For the reason that go well with was filed and has wound its approach by way of the courtroom system, “the gaps have solely grown,” Deborah Gordon Klehr, government director of the Schooling Regulation Middle who, on Friday, joined a Zoom name with reporters concerning the go well with.
“Our college students don’t have what they want. The system remains to be damaged and the legislature remains to be not assembly its obligations to supply a radical and environment friendly schooling,” Klehr mentioned.
The go well with is filed in opposition to the state authorities, which means the workplace of Gov. Tom Wolf, who helps and has many instances proposed budgets, that scale back the college funding hole between wealthy and poor districts, in addition to the Republican-controlled legislature.

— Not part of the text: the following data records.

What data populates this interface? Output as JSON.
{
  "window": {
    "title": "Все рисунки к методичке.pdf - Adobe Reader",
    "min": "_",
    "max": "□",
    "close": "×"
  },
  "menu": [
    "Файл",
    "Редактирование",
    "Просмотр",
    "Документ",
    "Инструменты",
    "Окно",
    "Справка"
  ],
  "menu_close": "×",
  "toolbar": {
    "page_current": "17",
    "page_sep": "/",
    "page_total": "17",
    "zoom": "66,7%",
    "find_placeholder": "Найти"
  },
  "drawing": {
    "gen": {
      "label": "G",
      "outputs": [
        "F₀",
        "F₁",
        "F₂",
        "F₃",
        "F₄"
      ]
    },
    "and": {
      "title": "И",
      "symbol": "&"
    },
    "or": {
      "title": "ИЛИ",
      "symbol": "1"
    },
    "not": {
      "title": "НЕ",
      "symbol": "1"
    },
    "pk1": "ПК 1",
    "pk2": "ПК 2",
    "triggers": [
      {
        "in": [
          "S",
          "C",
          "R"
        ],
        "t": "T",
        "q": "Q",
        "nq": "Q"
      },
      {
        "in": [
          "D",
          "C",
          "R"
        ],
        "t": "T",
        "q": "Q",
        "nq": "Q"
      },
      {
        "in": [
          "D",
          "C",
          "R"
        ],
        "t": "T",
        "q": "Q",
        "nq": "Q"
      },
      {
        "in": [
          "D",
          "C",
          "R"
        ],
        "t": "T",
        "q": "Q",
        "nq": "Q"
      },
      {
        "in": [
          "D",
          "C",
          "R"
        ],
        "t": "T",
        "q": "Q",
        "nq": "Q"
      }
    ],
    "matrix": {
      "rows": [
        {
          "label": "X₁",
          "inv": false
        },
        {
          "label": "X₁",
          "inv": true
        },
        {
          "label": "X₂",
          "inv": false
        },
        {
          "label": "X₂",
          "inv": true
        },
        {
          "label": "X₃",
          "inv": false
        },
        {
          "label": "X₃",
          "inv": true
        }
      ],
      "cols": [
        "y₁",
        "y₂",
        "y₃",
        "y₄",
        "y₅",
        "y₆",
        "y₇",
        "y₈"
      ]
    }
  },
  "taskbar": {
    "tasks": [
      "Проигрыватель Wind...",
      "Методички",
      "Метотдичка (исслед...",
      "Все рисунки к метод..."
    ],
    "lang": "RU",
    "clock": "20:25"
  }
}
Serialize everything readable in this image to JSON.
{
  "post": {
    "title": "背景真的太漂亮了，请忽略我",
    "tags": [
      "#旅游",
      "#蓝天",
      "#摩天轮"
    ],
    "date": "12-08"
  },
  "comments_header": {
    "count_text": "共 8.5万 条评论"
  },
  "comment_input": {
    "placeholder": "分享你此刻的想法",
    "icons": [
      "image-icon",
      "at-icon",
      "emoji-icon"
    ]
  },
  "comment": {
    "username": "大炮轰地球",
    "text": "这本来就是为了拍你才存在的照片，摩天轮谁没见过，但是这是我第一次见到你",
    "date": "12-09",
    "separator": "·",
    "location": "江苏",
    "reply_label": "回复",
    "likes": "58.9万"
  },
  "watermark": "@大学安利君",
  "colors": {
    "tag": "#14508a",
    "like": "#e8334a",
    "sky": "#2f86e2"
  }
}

The legislature “is opposing the lawsuit forcefully,” mentioned Mimi McKenzie, authorized director of the Public Curiosity Regulation Middle, who was additionally on the Zoom name.
“The manager department,” in contrast, “is supportive of getting extra funding to varsities,” McKenzie mentioned. However, Klehr added, “this case shouldn’t be about one governor, however about a long time of faculty underfunding.”
That’s related as a result of this case is prone to take eight to 10 weeks to strive, McKenzie estimated and is prone to be appealed to the state’s supreme courtroom regardless of which aspect wins. That, and the truth that really following its personal truthful funding components would require including $4 billion to annul state help figures, means regardless of the case’s final result, it’s unlikely to have an instantaneous impression on college funding in Pennsylvania.
It ought to be famous, Klehr added, that “the legislature doesn’t have to attend for a courtroom order” and will start to shut these funding gaps in its subsequent funds cycle.
So it appears extra doubtless the legislature will wait till it’s compelled by the courtroom to fix its college funding practices.
“A slam dunk could be a courtroom order recognizing the legislature is violating the Structure and that we will’t have these large disparities amongst districts,” McKenzie mentioned on the decision.
“We are able to’t have a system that depends a lot on native wealth. These underfunded districts can’t tax themselves out of this example. They already7 have excessive tax charges and their property values gained’t help it,” she mentioned.
Pennsylvania shouldn’t be alone in having its state funding components challenged in courtroom and in different states the place the federal government has been compelled by the courts to supply satisfactory assets, the outcomes has been what advocates have predicted.
“Profitable college funding lawsuits in different states have moved the needle towards equity, spurring extra state income for faculties and leading to higher educational and life outcomes for kids,” Klehr wrote Thursday in a column printed in LNP, Lancaster County’s newspaper.
“A 2015 examine of 28 states that carried out court-mandated college funding reforms confirms this view. Researchers discovered that for kids from low-income households, rising per-pupil spending yields giant enhancements in instructional attainment, wages and household revenue. They noticed reductions within the annual incidence of poverty when these college students reached maturity,” Klehr wrote.
“Our neighbor New Jersey — now with a majority of scholars of colour — ranks No. 2 within the nation in achievement and commencement charges after courtroom orders triggered college finance reform. Districts wherein not less than 30 % of scholars reside in poverty are allotted about 20 % extra per pupil. Amongst different reforms is funding of high-quality preschool in low-wealth districts,” Klehr wrote.